• About this exercise: In which lines of the data does the string "Users" appear? Copy every one.

• Records supplied:
Segment Open

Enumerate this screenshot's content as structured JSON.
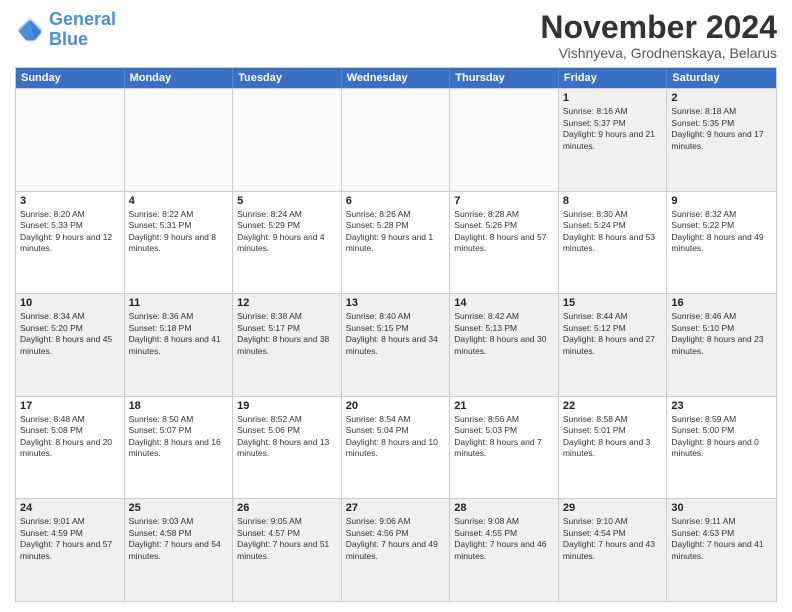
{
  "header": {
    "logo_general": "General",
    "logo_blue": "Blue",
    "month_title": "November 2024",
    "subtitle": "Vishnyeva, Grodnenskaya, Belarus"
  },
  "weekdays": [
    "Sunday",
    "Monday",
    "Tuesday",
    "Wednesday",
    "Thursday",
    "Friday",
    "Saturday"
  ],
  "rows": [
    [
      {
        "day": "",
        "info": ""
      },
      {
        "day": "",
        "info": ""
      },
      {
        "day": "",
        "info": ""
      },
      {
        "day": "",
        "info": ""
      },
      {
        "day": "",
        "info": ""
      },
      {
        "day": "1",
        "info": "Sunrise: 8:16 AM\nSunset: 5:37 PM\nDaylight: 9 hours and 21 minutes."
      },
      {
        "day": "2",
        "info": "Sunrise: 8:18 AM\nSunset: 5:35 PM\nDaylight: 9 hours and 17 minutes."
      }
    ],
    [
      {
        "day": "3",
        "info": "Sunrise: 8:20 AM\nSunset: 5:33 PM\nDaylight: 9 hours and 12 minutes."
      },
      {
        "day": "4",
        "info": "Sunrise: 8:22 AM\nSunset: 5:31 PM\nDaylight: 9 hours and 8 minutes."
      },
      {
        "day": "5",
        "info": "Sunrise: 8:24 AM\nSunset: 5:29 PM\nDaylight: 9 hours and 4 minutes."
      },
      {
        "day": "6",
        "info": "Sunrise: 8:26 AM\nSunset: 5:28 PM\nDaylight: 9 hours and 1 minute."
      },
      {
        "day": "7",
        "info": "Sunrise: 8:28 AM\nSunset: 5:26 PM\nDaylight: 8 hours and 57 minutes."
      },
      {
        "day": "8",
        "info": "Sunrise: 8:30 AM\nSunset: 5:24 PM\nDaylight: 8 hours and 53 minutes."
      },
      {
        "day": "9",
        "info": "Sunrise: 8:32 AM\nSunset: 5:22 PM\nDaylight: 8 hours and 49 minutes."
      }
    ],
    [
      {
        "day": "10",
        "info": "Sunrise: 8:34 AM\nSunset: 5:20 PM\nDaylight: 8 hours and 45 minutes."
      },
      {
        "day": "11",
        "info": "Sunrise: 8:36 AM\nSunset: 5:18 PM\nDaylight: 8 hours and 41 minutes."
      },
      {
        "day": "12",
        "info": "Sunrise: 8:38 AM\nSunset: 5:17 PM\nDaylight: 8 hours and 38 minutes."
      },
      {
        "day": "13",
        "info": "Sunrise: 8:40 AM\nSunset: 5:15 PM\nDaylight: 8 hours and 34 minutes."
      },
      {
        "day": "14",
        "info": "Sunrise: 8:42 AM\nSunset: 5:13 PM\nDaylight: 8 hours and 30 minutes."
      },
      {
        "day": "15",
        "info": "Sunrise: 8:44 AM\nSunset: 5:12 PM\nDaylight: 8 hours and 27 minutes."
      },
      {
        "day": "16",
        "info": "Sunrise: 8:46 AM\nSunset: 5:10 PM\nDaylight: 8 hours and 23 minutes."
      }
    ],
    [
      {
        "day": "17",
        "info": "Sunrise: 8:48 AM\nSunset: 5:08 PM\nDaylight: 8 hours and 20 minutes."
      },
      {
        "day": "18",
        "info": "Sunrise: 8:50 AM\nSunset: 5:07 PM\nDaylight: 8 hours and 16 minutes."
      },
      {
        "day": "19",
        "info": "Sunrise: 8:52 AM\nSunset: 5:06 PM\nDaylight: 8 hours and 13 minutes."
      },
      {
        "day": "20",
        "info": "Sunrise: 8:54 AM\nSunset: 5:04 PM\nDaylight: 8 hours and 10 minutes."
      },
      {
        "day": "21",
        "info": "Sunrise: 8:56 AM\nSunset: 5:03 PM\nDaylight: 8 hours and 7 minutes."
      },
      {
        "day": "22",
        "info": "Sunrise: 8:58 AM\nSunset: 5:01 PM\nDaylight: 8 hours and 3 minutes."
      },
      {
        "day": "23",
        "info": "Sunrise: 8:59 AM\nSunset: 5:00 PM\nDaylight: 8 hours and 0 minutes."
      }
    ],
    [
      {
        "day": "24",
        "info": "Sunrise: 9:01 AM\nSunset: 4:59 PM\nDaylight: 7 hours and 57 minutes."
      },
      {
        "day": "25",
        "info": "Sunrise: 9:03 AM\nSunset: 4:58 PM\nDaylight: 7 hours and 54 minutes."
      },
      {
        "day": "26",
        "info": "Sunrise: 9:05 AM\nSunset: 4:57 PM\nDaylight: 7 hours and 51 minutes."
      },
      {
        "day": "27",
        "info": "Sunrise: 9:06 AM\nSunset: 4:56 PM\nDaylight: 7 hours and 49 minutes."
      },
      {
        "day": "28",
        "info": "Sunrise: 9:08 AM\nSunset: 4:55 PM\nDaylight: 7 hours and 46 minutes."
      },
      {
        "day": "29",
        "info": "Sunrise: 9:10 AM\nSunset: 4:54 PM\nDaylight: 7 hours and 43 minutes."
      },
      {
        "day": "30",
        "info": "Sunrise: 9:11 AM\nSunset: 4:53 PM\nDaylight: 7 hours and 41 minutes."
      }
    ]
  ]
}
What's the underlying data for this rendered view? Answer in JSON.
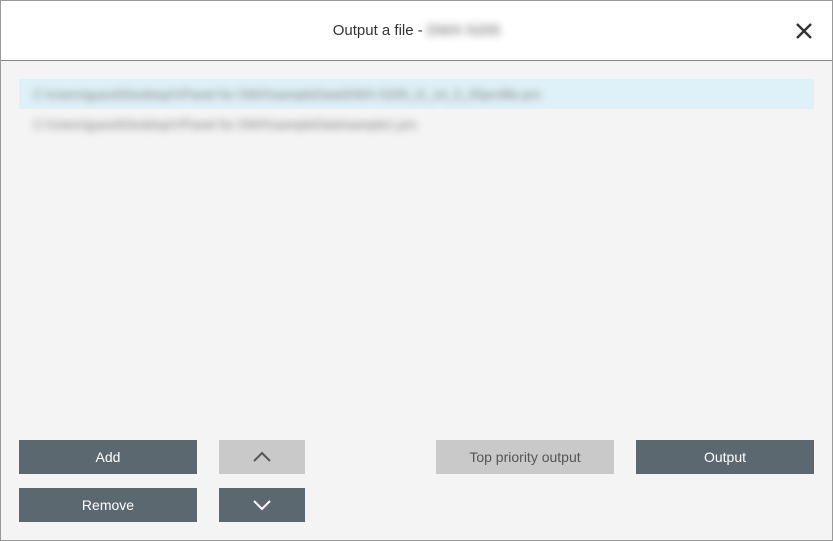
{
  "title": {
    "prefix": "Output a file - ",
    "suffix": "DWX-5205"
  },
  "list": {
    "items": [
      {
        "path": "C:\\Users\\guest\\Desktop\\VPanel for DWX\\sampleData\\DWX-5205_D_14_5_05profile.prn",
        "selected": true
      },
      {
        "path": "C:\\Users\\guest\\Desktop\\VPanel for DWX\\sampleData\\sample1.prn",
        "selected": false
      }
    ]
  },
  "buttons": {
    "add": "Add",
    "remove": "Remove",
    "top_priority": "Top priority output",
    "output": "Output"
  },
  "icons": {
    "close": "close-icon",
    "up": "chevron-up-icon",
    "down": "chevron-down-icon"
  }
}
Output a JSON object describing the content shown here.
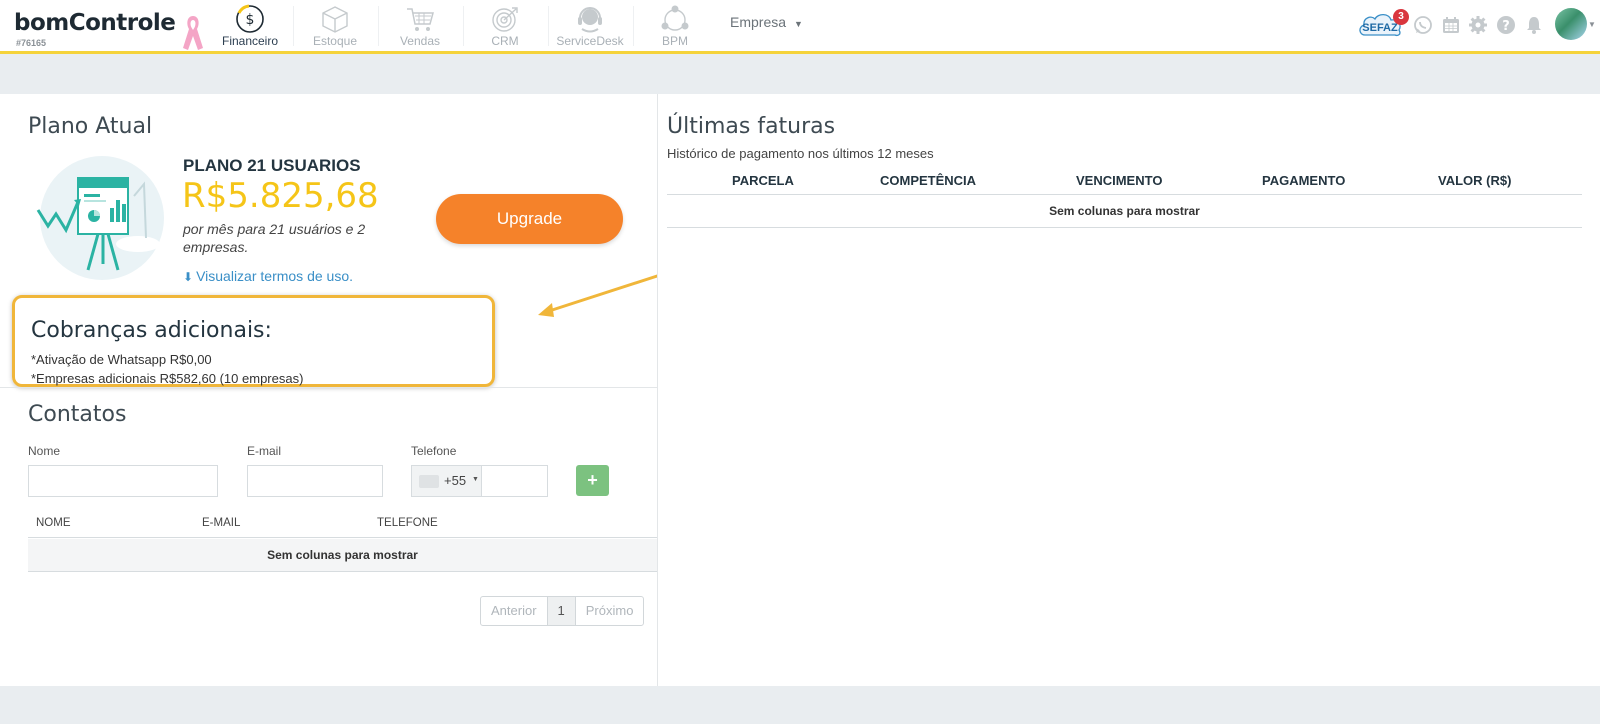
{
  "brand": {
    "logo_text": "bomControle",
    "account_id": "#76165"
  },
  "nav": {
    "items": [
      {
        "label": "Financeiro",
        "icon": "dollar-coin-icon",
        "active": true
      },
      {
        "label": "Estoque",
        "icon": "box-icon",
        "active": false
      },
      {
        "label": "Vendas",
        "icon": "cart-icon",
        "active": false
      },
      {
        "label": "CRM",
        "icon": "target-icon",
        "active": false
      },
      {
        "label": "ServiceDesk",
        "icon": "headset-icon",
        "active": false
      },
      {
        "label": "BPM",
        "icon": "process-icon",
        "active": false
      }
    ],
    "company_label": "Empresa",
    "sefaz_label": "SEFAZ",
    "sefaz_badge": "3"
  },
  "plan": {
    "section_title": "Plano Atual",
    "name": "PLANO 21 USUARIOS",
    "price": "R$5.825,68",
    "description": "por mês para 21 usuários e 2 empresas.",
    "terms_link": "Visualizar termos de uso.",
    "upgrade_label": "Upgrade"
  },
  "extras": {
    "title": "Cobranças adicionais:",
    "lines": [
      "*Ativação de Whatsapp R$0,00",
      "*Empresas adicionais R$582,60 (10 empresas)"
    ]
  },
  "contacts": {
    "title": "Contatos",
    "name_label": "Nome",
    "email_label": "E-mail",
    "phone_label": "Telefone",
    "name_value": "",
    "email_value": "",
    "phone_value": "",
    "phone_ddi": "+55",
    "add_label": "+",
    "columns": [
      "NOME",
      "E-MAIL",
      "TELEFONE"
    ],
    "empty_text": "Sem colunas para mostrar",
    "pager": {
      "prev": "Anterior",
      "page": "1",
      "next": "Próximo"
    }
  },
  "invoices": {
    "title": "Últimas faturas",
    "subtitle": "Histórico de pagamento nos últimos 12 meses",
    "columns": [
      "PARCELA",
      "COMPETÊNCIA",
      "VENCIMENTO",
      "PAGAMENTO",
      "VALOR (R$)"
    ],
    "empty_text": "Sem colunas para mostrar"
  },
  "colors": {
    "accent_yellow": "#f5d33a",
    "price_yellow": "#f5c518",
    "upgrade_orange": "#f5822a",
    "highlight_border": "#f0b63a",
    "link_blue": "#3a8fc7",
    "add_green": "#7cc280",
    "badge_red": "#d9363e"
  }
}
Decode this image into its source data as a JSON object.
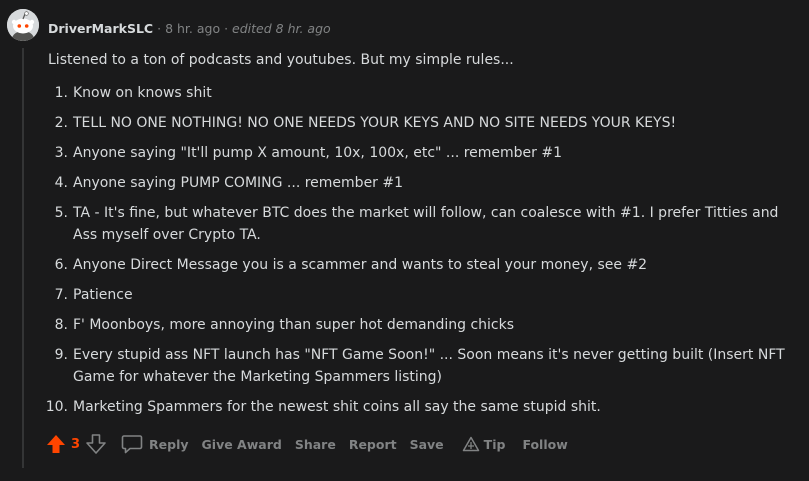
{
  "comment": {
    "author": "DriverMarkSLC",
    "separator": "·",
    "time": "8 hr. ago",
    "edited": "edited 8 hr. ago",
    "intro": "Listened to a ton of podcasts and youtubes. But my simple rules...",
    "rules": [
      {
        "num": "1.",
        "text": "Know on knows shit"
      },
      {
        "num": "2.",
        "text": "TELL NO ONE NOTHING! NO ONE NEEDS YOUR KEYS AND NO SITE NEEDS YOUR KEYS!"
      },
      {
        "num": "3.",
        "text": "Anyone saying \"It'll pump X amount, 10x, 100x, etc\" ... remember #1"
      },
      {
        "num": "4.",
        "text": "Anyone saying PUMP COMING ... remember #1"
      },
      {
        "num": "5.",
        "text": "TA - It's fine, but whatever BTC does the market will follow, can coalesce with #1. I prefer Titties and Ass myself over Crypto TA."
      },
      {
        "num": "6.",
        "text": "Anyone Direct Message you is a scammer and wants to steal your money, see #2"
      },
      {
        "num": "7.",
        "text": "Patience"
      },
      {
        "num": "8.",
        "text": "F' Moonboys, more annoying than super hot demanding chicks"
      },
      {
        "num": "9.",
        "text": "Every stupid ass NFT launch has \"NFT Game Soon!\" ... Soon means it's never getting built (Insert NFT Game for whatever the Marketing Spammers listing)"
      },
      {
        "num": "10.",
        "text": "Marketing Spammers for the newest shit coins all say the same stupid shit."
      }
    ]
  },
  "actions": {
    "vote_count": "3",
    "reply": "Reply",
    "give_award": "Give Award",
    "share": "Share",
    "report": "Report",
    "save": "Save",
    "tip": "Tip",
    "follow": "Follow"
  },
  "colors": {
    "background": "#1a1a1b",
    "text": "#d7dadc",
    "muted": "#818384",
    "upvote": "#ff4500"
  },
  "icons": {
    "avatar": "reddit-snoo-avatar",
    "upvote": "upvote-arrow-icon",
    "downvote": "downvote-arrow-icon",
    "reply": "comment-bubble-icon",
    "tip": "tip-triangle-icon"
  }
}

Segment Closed

• Output below:
        "path": "C:\\Users\\guest\\Desktop\\VPanel for DWX\\sampleData\\DWX-5205_D_14_5_05profile.prn",
        "path": "C:\\Users\\guest\\Desktop\\VPanel for DWX\\sampleData\\sample1.prn",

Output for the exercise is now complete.